Saved entries:
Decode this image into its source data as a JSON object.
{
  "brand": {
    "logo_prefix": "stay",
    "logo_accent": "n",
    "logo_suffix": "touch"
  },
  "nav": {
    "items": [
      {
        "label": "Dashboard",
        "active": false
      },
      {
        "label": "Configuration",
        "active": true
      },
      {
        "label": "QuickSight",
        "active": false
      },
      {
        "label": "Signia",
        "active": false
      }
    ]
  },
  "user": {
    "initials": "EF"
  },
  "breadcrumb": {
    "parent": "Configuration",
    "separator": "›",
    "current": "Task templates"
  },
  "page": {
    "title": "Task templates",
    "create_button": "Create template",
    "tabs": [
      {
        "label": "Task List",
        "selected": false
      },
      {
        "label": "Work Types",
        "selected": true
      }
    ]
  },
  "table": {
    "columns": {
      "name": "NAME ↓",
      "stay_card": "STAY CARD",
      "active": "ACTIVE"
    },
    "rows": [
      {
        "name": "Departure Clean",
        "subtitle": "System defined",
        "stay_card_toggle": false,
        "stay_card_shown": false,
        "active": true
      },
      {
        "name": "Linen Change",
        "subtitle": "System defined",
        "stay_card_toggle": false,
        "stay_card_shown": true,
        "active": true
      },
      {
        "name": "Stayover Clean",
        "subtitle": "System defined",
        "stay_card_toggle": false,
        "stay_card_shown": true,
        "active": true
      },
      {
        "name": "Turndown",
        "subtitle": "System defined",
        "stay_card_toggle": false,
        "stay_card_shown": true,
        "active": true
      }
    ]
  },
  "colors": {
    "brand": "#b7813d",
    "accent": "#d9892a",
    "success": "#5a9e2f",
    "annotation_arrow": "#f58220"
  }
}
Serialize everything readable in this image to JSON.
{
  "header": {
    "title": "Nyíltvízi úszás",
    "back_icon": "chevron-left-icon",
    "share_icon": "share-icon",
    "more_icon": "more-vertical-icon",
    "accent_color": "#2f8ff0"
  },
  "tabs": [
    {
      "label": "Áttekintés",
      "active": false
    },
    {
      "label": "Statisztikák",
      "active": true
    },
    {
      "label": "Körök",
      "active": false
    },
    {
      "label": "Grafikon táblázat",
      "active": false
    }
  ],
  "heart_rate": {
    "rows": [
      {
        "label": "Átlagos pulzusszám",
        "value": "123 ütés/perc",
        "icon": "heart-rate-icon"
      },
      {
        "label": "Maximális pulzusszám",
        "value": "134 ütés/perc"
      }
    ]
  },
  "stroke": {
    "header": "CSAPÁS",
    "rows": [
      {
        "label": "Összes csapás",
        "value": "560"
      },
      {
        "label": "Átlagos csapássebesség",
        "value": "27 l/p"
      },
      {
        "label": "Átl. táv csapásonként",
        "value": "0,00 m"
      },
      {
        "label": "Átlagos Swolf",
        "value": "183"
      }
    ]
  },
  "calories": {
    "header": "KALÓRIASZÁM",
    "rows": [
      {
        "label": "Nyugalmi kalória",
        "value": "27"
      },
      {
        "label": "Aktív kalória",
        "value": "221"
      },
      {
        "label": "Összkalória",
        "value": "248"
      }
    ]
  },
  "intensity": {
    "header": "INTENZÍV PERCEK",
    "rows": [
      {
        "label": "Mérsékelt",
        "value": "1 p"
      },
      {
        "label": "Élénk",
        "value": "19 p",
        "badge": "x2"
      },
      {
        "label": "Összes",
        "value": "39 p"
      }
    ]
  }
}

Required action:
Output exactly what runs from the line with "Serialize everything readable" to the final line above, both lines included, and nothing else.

Written response:
Serialize everything readable in this image to JSON.
{
  "header": {
    "title": "Nyíltvízi úszás",
    "back_icon": "chevron-left-icon",
    "share_icon": "share-icon",
    "more_icon": "more-vertical-icon",
    "accent_color": "#2f8ff0"
  },
  "tabs": [
    {
      "label": "Áttekintés",
      "active": false
    },
    {
      "label": "Statisztikák",
      "active": true
    },
    {
      "label": "Körök",
      "active": false
    },
    {
      "label": "Grafikon táblázat",
      "active": false
    }
  ],
  "heart_rate": {
    "rows": [
      {
        "label": "Átlagos pulzusszám",
        "value": "123 ütés/perc",
        "icon": "heart-rate-icon"
      },
      {
        "label": "Maximális pulzusszám",
        "value": "134 ütés/perc"
      }
    ]
  },
  "stroke": {
    "header": "CSAPÁS",
    "rows": [
      {
        "label": "Összes csapás",
        "value": "560"
      },
      {
        "label": "Átlagos csapássebesség",
        "value": "27 l/p"
      },
      {
        "label": "Átl. táv csapásonként",
        "value": "0,00 m"
      },
      {
        "label": "Átlagos Swolf",
        "value": "183"
      }
    ]
  },
  "calories": {
    "header": "KALÓRIASZÁM",
    "rows": [
      {
        "label": "Nyugalmi kalória",
        "value": "27"
      },
      {
        "label": "Aktív kalória",
        "value": "221"
      },
      {
        "label": "Összkalória",
        "value": "248"
      }
    ]
  },
  "intensity": {
    "header": "INTENZÍV PERCEK",
    "rows": [
      {
        "label": "Mérsékelt",
        "value": "1 p"
      },
      {
        "label": "Élénk",
        "value": "19 p",
        "badge": "x2"
      },
      {
        "label": "Összes",
        "value": "39 p"
      }
    ]
  }
}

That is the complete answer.